The priest also, whom some parishioners suspected of contriving with the Administrator during the abduction of the children, was severely taken to task. The astuteness of the Tinsmith proved quite painful for Father Ferreira.

That evening in his office, Father Ferreira, shaken by the anger of the people toward him, drafted a letter which he made public, stating:

”My heart of a Catholic priest must reject with all its strength the insidious and unjust calumny addressed to me, and to shout before the whole world that I have taken no part, not even the smallest part, directly or indirectly, in the odious and sacrilegious act which was committed by the bold kidnapping of the children who, in this parish, saw Our Lady ...”
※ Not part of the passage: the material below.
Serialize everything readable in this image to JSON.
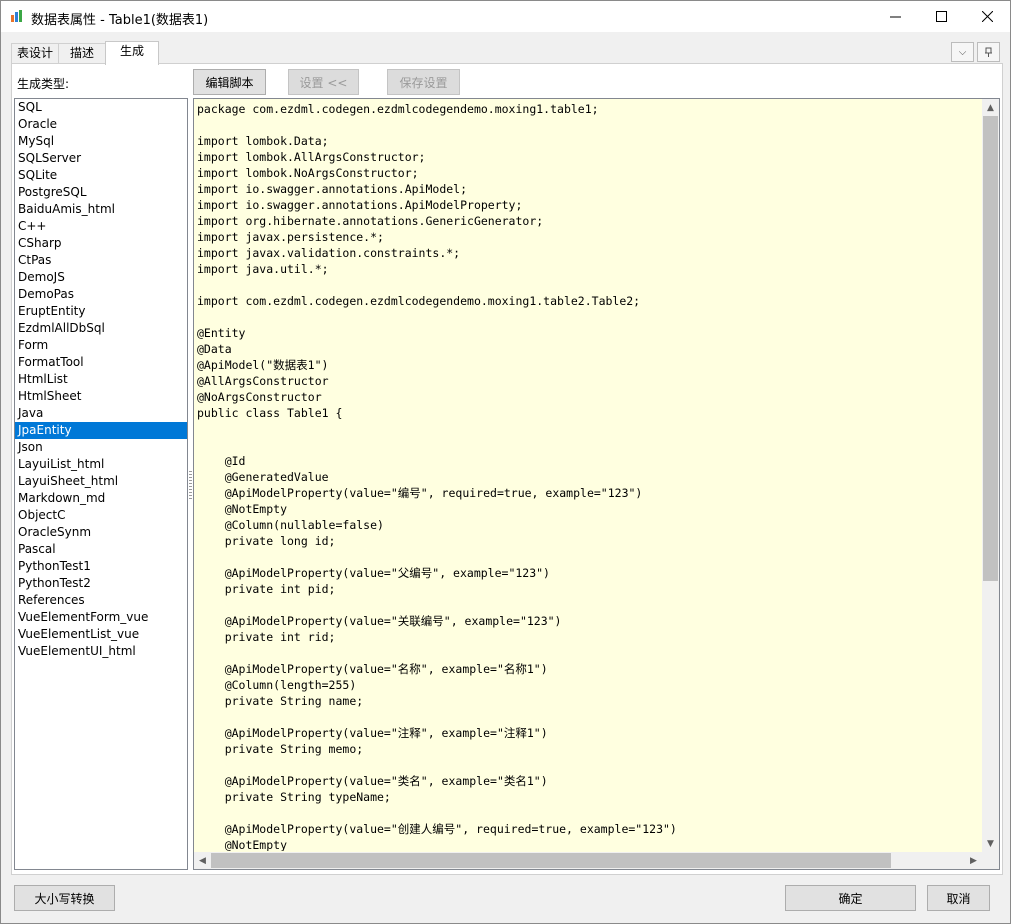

Later in the week, the letter of Father Ferreira would make known the events of the Cova in an objective way to a large public. It appeared on August 17, 1917 in A Ordem, the Catholic daily newspaper of Lisbon, and a little later in O Mensagiero, the weekly of Leiria, and in the bulletin of Ourem, O Ourem, of the dean of Olival. In order to excuse himself in the eyes of thousands of pilgrims for his attitude of indifference, Father Ferreira had to call to mind the facts. And probably without intending to do so, included several passages that made an excellent defense of the events in the Cova da Iria:

“In the words of thousands of witnesses, the children’s absence did not prevent the Queen of Angels from manifesting Her power. All these people attest to the extraordinary facts and phenomena which have implanted their faith still more deeply. The Virgin has no need of the Parish Priest to show Her goodness, and it is necessary for the enemies of religion not to be able to slander the sparkling manifestations of Her benevolence in attributing the belief of the people to the presence and advice of the Parish Priest. For faith is a gift of God and not of priests. Here is the true motive for my absence and apparent indifference with regard to such a sublime and marvelous event. I abstain from reciting the phenomena which have been produced at the place of the apparitions because the press certainly has echoed them.”

On August 19, in the little valley leading to the Cabeço called Valinhos, Lucy is electrified by an awareness of something unusual. She reaches out a hand abstractedly toward Francisco. He looks at her puzzled. John, Jacinta’s and Francisco’s brother who was accompanying them, stopped in his tracks.

Even as Father Ferreira’s letter was being read by people all over Portugal, Our Lady was making an unexpected visit of consolation to the three children who had suffered so much for Her.